It is not easy to account for the hallucinatory power and beauty of Brian Sayers’ latest paintings. All are still lives depicting various household vessels and implements; most of these look innocent enough, although others suggest the obscure and possibly nefarious practices of a long lost civilization. Yet despite the museum-like hush in which these objects dwell, they slowly become imbued with a range of human emotions: from anxiety, to quotidian contentment by way of a dream- like introspection; all seem present in the internal arguments of these compositions.

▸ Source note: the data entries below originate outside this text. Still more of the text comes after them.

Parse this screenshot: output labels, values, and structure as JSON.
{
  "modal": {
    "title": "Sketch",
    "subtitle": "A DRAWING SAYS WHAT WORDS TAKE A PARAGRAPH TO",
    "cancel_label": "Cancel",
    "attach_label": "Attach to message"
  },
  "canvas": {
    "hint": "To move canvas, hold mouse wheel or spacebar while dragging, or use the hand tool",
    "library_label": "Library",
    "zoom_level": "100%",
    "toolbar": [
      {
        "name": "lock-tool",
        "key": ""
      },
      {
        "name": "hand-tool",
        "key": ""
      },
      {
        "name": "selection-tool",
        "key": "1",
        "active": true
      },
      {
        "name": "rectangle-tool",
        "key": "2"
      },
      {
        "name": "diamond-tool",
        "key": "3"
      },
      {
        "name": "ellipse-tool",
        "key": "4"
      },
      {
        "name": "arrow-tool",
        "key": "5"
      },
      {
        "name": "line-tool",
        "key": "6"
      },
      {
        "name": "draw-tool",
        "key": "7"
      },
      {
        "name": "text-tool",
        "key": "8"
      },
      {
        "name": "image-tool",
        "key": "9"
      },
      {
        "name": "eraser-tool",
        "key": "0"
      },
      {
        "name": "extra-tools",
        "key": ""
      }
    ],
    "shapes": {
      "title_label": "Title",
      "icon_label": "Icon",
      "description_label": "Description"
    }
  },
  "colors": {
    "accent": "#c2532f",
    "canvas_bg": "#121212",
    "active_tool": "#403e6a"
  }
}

Like earlier painters of the still life such as Zurbaran, Cotán and Morandi, Sayers achieves his uncanny effects though nuance and restraint, and through a meticulous attention to the harmonies and tensions of form. To enter his work is to enter a cabinet of curiosities in which the art of seeing is transformed into an almost mystical fascination with everyday objects, the space that surrounds them, and the relationships they may or may not have with each other, and with us.